> _WHAT YOU HAVE TO DO_: I'd like the entries that follow repeated exactly, with the pictures left out.

##### MATERIALS PROVIDED #####

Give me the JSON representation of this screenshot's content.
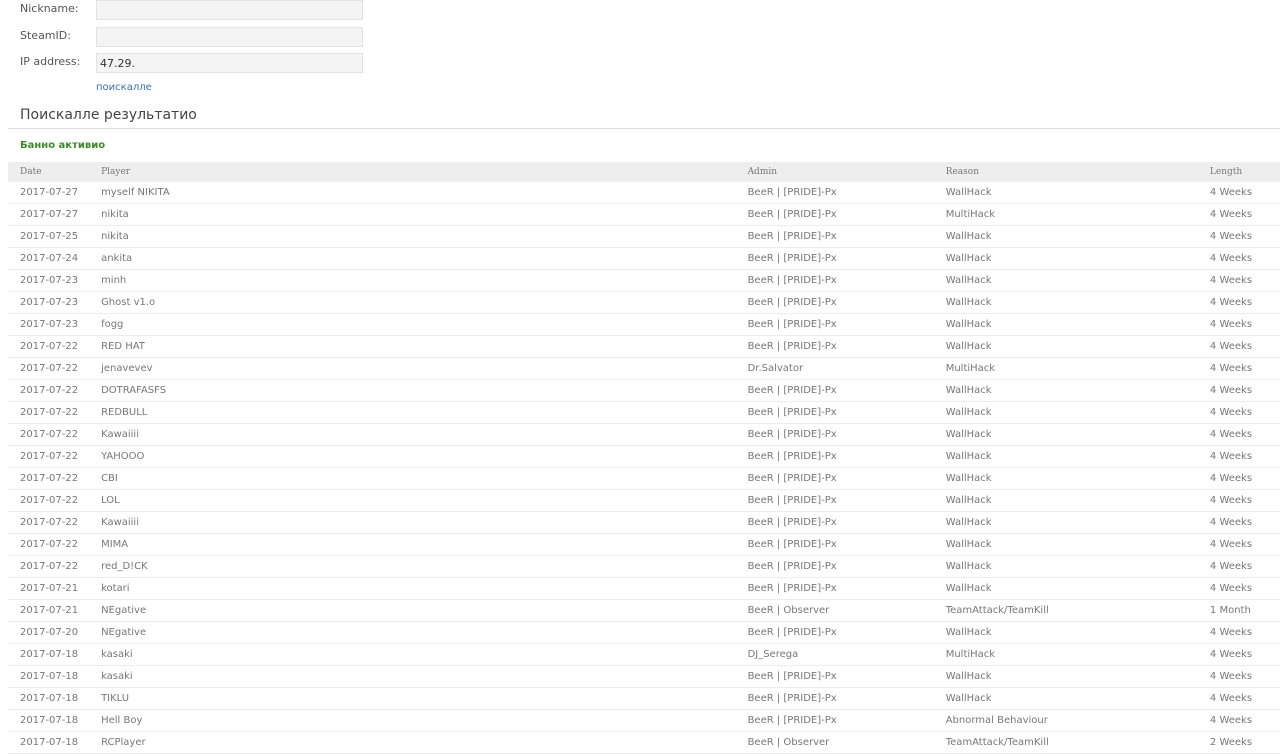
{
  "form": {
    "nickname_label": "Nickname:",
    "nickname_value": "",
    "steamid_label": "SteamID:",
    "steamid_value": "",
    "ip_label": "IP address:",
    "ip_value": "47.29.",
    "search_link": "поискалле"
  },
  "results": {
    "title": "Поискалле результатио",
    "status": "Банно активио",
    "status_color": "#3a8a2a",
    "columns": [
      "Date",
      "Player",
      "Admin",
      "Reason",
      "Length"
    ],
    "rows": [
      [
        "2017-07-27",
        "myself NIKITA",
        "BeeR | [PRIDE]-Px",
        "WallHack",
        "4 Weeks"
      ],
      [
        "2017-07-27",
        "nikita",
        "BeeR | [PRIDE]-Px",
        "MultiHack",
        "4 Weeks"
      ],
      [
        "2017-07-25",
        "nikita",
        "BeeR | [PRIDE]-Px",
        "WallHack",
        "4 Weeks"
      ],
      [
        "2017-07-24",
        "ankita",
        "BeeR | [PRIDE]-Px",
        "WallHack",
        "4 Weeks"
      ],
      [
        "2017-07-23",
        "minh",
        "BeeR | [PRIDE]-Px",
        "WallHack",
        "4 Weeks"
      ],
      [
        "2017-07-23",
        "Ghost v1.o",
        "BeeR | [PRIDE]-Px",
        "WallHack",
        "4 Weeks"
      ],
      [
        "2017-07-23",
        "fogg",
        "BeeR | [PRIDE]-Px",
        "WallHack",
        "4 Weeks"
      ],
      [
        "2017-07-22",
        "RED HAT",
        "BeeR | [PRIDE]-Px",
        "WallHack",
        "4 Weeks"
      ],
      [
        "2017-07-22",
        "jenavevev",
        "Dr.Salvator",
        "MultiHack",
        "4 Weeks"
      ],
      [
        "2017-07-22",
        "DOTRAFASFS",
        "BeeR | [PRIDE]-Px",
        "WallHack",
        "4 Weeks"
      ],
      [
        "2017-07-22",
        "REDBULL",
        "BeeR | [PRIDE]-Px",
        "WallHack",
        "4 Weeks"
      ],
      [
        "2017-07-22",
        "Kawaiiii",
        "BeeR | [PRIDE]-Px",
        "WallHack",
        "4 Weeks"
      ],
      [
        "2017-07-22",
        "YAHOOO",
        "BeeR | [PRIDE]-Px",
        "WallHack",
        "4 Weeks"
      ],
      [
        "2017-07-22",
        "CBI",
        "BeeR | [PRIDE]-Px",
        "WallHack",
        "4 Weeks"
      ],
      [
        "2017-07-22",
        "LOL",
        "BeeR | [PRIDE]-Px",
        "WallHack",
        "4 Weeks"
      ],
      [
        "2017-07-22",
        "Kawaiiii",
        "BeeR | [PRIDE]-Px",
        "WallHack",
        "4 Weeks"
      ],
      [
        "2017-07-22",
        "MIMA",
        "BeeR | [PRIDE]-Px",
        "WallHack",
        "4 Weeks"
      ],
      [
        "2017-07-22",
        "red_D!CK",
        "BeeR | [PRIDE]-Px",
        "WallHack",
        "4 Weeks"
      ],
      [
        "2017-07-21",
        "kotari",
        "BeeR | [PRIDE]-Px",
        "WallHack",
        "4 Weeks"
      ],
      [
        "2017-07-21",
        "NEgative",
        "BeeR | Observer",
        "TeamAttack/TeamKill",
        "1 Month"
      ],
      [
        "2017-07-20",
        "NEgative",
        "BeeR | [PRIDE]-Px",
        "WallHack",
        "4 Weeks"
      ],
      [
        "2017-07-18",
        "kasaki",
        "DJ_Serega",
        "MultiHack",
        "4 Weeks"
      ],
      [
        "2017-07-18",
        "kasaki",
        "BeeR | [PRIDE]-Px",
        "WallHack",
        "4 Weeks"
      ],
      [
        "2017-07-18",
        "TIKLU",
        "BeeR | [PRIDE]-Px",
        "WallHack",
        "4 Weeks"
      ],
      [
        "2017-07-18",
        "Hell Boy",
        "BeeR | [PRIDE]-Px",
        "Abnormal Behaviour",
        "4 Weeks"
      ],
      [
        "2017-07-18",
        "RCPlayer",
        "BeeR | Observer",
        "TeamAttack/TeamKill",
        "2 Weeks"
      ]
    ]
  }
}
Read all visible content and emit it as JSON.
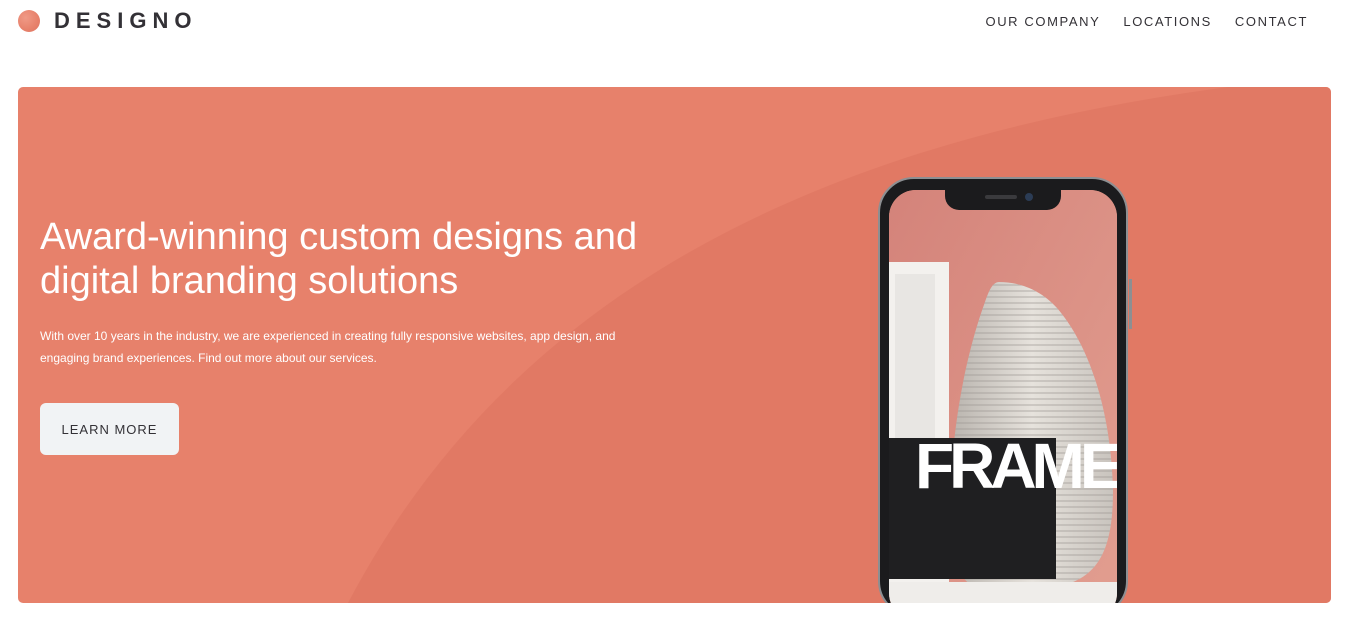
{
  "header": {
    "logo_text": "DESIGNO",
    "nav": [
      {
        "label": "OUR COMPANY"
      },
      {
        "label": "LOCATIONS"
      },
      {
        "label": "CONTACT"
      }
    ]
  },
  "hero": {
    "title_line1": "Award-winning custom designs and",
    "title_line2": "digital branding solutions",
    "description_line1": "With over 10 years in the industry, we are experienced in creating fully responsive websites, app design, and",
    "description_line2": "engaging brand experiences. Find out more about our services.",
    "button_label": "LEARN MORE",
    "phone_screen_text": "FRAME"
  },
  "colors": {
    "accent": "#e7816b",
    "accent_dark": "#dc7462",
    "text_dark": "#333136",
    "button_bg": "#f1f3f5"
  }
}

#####

> _ANSWER SPACE_:
Give me the JSON representation of this screenshot's content.
{
  "form": {
    "nickname_label": "Nickname:",
    "nickname_value": "",
    "steamid_label": "SteamID:",
    "steamid_value": "",
    "ip_label": "IP address:",
    "ip_value": "47.29.",
    "search_link": "поискалле"
  },
  "results": {
    "title": "Поискалле результатио",
    "status": "Банно активио",
    "status_color": "#3a8a2a",
    "columns": [
      "Date",
      "Player",
      "Admin",
      "Reason",
      "Length"
    ],
    "rows": [
      [
        "2017-07-27",
        "myself NIKITA",
        "BeeR | [PRIDE]-Px",
        "WallHack",
        "4 Weeks"
      ],
      [
        "2017-07-27",
        "nikita",
        "BeeR | [PRIDE]-Px",
        "MultiHack",
        "4 Weeks"
      ],
      [
        "2017-07-25",
        "nikita",
        "BeeR | [PRIDE]-Px",
        "WallHack",
        "4 Weeks"
      ],
      [
        "2017-07-24",
        "ankita",
        "BeeR | [PRIDE]-Px",
        "WallHack",
        "4 Weeks"
      ],
      [
        "2017-07-23",
        "minh",
        "BeeR | [PRIDE]-Px",
        "WallHack",
        "4 Weeks"
      ],
      [
        "2017-07-23",
        "Ghost v1.o",
        "BeeR | [PRIDE]-Px",
        "WallHack",
        "4 Weeks"
      ],
      [
        "2017-07-23",
        "fogg",
        "BeeR | [PRIDE]-Px",
        "WallHack",
        "4 Weeks"
      ],
      [
        "2017-07-22",
        "RED HAT",
        "BeeR | [PRIDE]-Px",
        "WallHack",
        "4 Weeks"
      ],
      [
        "2017-07-22",
        "jenavevev",
        "Dr.Salvator",
        "MultiHack",
        "4 Weeks"
      ],
      [
        "2017-07-22",
        "DOTRAFASFS",
        "BeeR | [PRIDE]-Px",
        "WallHack",
        "4 Weeks"
      ],
      [
        "2017-07-22",
        "REDBULL",
        "BeeR | [PRIDE]-Px",
        "WallHack",
        "4 Weeks"
      ],
      [
        "2017-07-22",
        "Kawaiiii",
        "BeeR | [PRIDE]-Px",
        "WallHack",
        "4 Weeks"
      ],
      [
        "2017-07-22",
        "YAHOOO",
        "BeeR | [PRIDE]-Px",
        "WallHack",
        "4 Weeks"
      ],
      [
        "2017-07-22",
        "CBI",
        "BeeR | [PRIDE]-Px",
        "WallHack",
        "4 Weeks"
      ],
      [
        "2017-07-22",
        "LOL",
        "BeeR | [PRIDE]-Px",
        "WallHack",
        "4 Weeks"
      ],
      [
        "2017-07-22",
        "Kawaiiii",
        "BeeR | [PRIDE]-Px",
        "WallHack",
        "4 Weeks"
      ],
      [
        "2017-07-22",
        "MIMA",
        "BeeR | [PRIDE]-Px",
        "WallHack",
        "4 Weeks"
      ],
      [
        "2017-07-22",
        "red_D!CK",
        "BeeR | [PRIDE]-Px",
        "WallHack",
        "4 Weeks"
      ],
      [
        "2017-07-21",
        "kotari",
        "BeeR | [PRIDE]-Px",
        "WallHack",
        "4 Weeks"
      ],
      [
        "2017-07-21",
        "NEgative",
        "BeeR | Observer",
        "TeamAttack/TeamKill",
        "1 Month"
      ],
      [
        "2017-07-20",
        "NEgative",
        "BeeR | [PRIDE]-Px",
        "WallHack",
        "4 Weeks"
      ],
      [
        "2017-07-18",
        "kasaki",
        "DJ_Serega",
        "MultiHack",
        "4 Weeks"
      ],
      [
        "2017-07-18",
        "kasaki",
        "BeeR | [PRIDE]-Px",
        "WallHack",
        "4 Weeks"
      ],
      [
        "2017-07-18",
        "TIKLU",
        "BeeR | [PRIDE]-Px",
        "WallHack",
        "4 Weeks"
      ],
      [
        "2017-07-18",
        "Hell Boy",
        "BeeR | [PRIDE]-Px",
        "Abnormal Behaviour",
        "4 Weeks"
      ],
      [
        "2017-07-18",
        "RCPlayer",
        "BeeR | Observer",
        "TeamAttack/TeamKill",
        "2 Weeks"
      ]
    ]
  }
}
Read all visible content and emit it as JSON.
{
  "header": {
    "logo_text": "DESIGNO",
    "nav": [
      {
        "label": "OUR COMPANY"
      },
      {
        "label": "LOCATIONS"
      },
      {
        "label": "CONTACT"
      }
    ]
  },
  "hero": {
    "title_line1": "Award-winning custom designs and",
    "title_line2": "digital branding solutions",
    "description_line1": "With over 10 years in the industry, we are experienced in creating fully responsive websites, app design, and",
    "description_line2": "engaging brand experiences. Find out more about our services.",
    "button_label": "LEARN MORE",
    "phone_screen_text": "FRAME"
  },
  "colors": {
    "accent": "#e7816b",
    "accent_dark": "#dc7462",
    "text_dark": "#333136",
    "button_bg": "#f1f3f5"
  }
}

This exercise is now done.